On the other hand, a photo book or website can be really linear, as you have ultimate control of the viewing space.

Another tip is to use work prints. Some people like to have physical prints to hang up, or rearrange to experiment with sequencing. These don’t have to be well-made, nice prints on expensive paper. They are simply to give you a persistent physical representation that can be pinned up or laid out for comparison and consideration.

Personally, I don’t own a printer, but getting prints made online is cheap and fast, and there is certainly value in hanging up prints and passively observing them for a few days to see if they still feel meaningful after many glances.

Here’s an important tip: Start and end with really strong photographs, or “bookends.” The first image your viewer sees should draw them in. Your final image should be a memorable one that will make a lasting impression on them.

Again, think about your favorite musical albums here.
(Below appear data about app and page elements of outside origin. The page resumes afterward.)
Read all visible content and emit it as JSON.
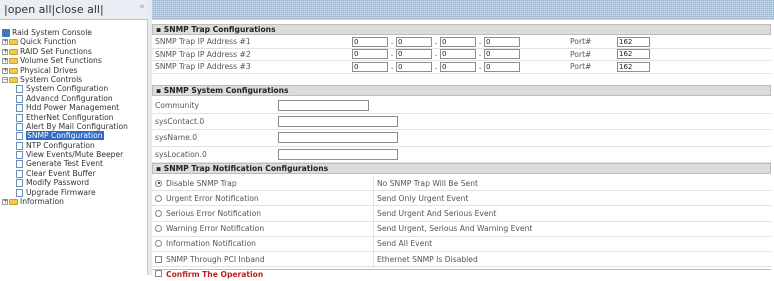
{
  "nav": {
    "open_all": "open all",
    "sep1": "|",
    "close_all": "close all",
    "sep2": "|",
    "root": "Raid System Console",
    "items": [
      {
        "label": "Quick Function",
        "type": "folder",
        "exp": "+"
      },
      {
        "label": "RAID Set Functions",
        "type": "folder",
        "exp": "+"
      },
      {
        "label": "Volume Set Functions",
        "type": "folder",
        "exp": "+"
      },
      {
        "label": "Physical Drives",
        "type": "folder",
        "exp": "+"
      },
      {
        "label": "System Controls",
        "type": "folder",
        "exp": "−"
      },
      {
        "label": "System Configuration",
        "type": "page"
      },
      {
        "label": "Advancd Configuration",
        "type": "page"
      },
      {
        "label": "Hdd Power Management",
        "type": "page"
      },
      {
        "label": "EtherNet Configuration",
        "type": "page"
      },
      {
        "label": "Alert By Mail Configuration",
        "type": "page"
      },
      {
        "label": "SNMP Configuration",
        "type": "page",
        "selected": true
      },
      {
        "label": "NTP Configuration",
        "type": "page"
      },
      {
        "label": "View Events/Mute Beeper",
        "type": "page"
      },
      {
        "label": "Generate Test Event",
        "type": "page"
      },
      {
        "label": "Clear Event Buffer",
        "type": "page"
      },
      {
        "label": "Modify Password",
        "type": "page"
      },
      {
        "label": "Upgrade Firmware",
        "type": "page"
      },
      {
        "label": "Information",
        "type": "folder",
        "exp": "+"
      }
    ]
  },
  "trap": {
    "header": "SNMP Trap Configurations",
    "rows": [
      {
        "label": "SNMP Trap IP Address #1",
        "ip": [
          "0",
          "0",
          "0",
          "0"
        ],
        "port_label": "Port#",
        "port": "162"
      },
      {
        "label": "SNMP Trap IP Address #2",
        "ip": [
          "0",
          "0",
          "0",
          "0"
        ],
        "port_label": "Port#",
        "port": "162"
      },
      {
        "label": "SNMP Trap IP Address #3",
        "ip": [
          "0",
          "0",
          "0",
          "0"
        ],
        "port_label": "Port#",
        "port": "162"
      }
    ]
  },
  "system": {
    "header": "SNMP System Configurations",
    "rows": [
      {
        "label": "Community",
        "value": ""
      },
      {
        "label": "sysContact.0",
        "value": ""
      },
      {
        "label": "sysName.0",
        "value": ""
      },
      {
        "label": "sysLocation.0",
        "value": ""
      }
    ]
  },
  "notify": {
    "header": "SNMP Trap Notification Configurations",
    "rows": [
      {
        "label": "Disable SNMP Trap",
        "desc": "No SNMP Trap Will Be Sent",
        "control": "radio",
        "checked": true
      },
      {
        "label": "Urgent Error Notification",
        "desc": "Send Only Urgent Event",
        "control": "radio",
        "checked": false
      },
      {
        "label": "Serious Error Notification",
        "desc": "Send Urgent And Serious Event",
        "control": "radio",
        "checked": false
      },
      {
        "label": "Warning Error Notification",
        "desc": "Send Urgent, Serious And Warning Event",
        "control": "radio",
        "checked": false
      },
      {
        "label": "Information Notification",
        "desc": "Send All Event",
        "control": "radio",
        "checked": false
      },
      {
        "label": "SNMP Through PCI Inband",
        "desc": "Ethernet SNMP Is Disabled",
        "control": "checkbox",
        "checked": false
      }
    ]
  },
  "confirm_label": "Confirm The Operation",
  "colors": {
    "top_bar": "#9eb8d4",
    "selected": "#316ac5",
    "section": "#dcdcdc",
    "confirm_text": "#b22222"
  }
}
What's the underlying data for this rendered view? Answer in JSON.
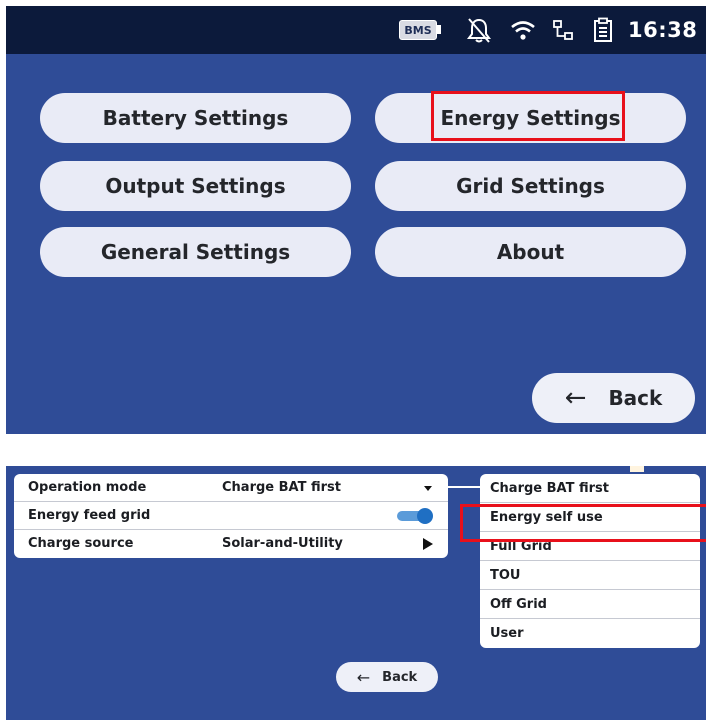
{
  "top_screen": {
    "status_bar": {
      "bms_label": "BMS",
      "time": "16:38",
      "icons": [
        "bms-battery-icon",
        "alarm-off-icon",
        "wifi-icon",
        "network-icon",
        "clipboard-icon"
      ]
    },
    "menu": [
      {
        "label": "Battery Settings",
        "highlighted": false
      },
      {
        "label": "Energy Settings",
        "highlighted": true
      },
      {
        "label": "Output Settings",
        "highlighted": false
      },
      {
        "label": "Grid Settings",
        "highlighted": false
      },
      {
        "label": "General Settings",
        "highlighted": false
      },
      {
        "label": "About",
        "highlighted": false
      }
    ],
    "back_label": "Back"
  },
  "bottom_screen": {
    "settings": [
      {
        "label": "Operation mode",
        "value": "Charge BAT first",
        "control": "dropdown"
      },
      {
        "label": "Energy feed grid",
        "value": "",
        "control": "toggle",
        "on": true
      },
      {
        "label": "Charge source",
        "value": "Solar-and-Utility",
        "control": "submenu"
      }
    ],
    "operation_mode_options": [
      {
        "label": "Charge BAT first",
        "highlighted": false
      },
      {
        "label": "Energy self use",
        "highlighted": true
      },
      {
        "label": "Full Grid",
        "highlighted": false
      },
      {
        "label": "TOU",
        "highlighted": false
      },
      {
        "label": "Off Grid",
        "highlighted": false
      },
      {
        "label": "User",
        "highlighted": false
      }
    ],
    "back_label": "Back"
  },
  "colors": {
    "background": "#2f4c97",
    "status_bar": "#0c1a3b",
    "button": "#e9ebf6",
    "highlight": "#e8101b",
    "toggle_on": "#1f6fc3"
  }
}
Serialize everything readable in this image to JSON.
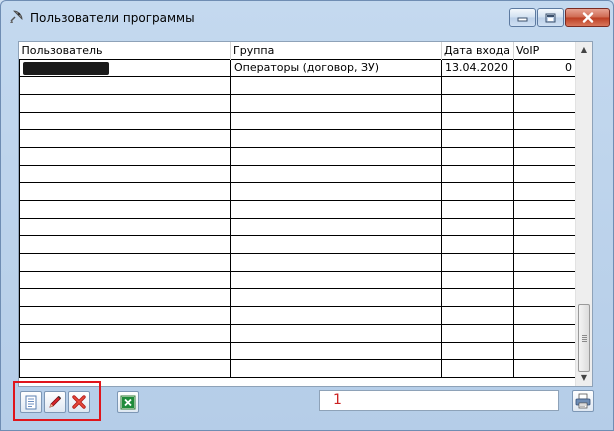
{
  "window": {
    "title": "Пользователи программы",
    "icons": {
      "app": "satellite-dish-icon",
      "minimize": "minimize-icon",
      "maximize": "maximize-icon",
      "close": "close-icon"
    }
  },
  "table": {
    "columns": [
      "Пользователь",
      "Группа",
      "Дата входа",
      "VoIP"
    ],
    "rows": [
      {
        "user": "[redacted]",
        "group": "Операторы (договор, ЗУ)",
        "date": "13.04.2020",
        "voip": "0"
      }
    ]
  },
  "toolbar": {
    "icons": {
      "add": "new-document-icon",
      "edit": "pencil-icon",
      "delete": "delete-x-icon",
      "excel": "excel-export-icon",
      "print": "printer-icon"
    },
    "highlight_color": "#e0151b"
  },
  "status": {
    "count": "1"
  }
}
The best ones will grab the listener immediately, maybe with something bold, or upbeat. In the case of Kind of Blue, the record begins with the uptempo track “So What” — eventually closing with the minimalist but sultry, “Flamenco Sketches,” which leaves the listener with some ambiguity, and a hint of what’s to come later.

When sequencing images, your goal is to create movement between your bookends, to get from the first image to the end in a logical progression, perhaps with narrative effect or elements within the images that relate.

On Random Access Memories, Daft Punk creates effective bookends sonically, opening with the track “Give Life Back to Music,” which has an attention-grabbing fanfare at the beginning that sets the tone for the rest of the record. The closing song, “Contact,” builds from a slow synthesized motif and gradually increases in intensity, like a ship achieving warp speed. It ends with electrical noises that sound like the Daft Punk robots themselves short-circuiting and powering down, providing resolution and finality.

Once you have your images sequenced, take another pass over them. Sometimes, you may need to “kill your darlings” — or get rid of an image you’re attached to — in the interest of creating a stronger, more cohesive work.

Of course, your images should be properly toned, cropped and edited. Once you make your final selections, be sure these images are as finely tuned as possible, working from the highest possible source files. In other words, don’t grab a downsized jpeg for your final edit, go back to your original RAW files to maintain a lossless workflow. If you need to make further edits in a program like Photoshop, you should export a TIFF file or PSD.

TIFFs are excellent for making fine art prints. If the destination is the web, create high quality full-sized jpegs. Your web site host should be able to dynamically resize your images to account for size differences in screens and browsers.

And keep in mind, when it comes to choosing and sequencing images, there are no rules, just guidelines. A well-written artist statement can often help bring clarity and understanding to your work. Also, it can be very helpful to ask for second opinions from your peers, teachers, and other artists.

So the next time you listen to an album, take note of the opening and closing songs, the “bookends.” Does the journey from beginning to end feel cohesive? Are there standout tracks throughout to keep the journey interesting? Do all the parts contribute to the overall vibe of the album? Are there songs that could have been omitted?

If you have an ear for sequencing music, I suspect you have an eye for sequencing images too.

Folks that’s going to do it for this episode of Photo 365. If you enjoyed it, please share it with a friend. Be sure to check out the show website, photo365podcast.com, from time to time. I post full transcripts of each episode, along with photos or anything else discussed on each episode.

Photo 365 is my hobby, but if you’d like to support the show, consider sliding some virtual coffees my way at buymeacoffee.com/photo365.

Keep looking out for great images, keep shooting, and we’ll see you next time.

Top image: Cuban Guitar Player, Havana, November 2017 (Andrew Haworth)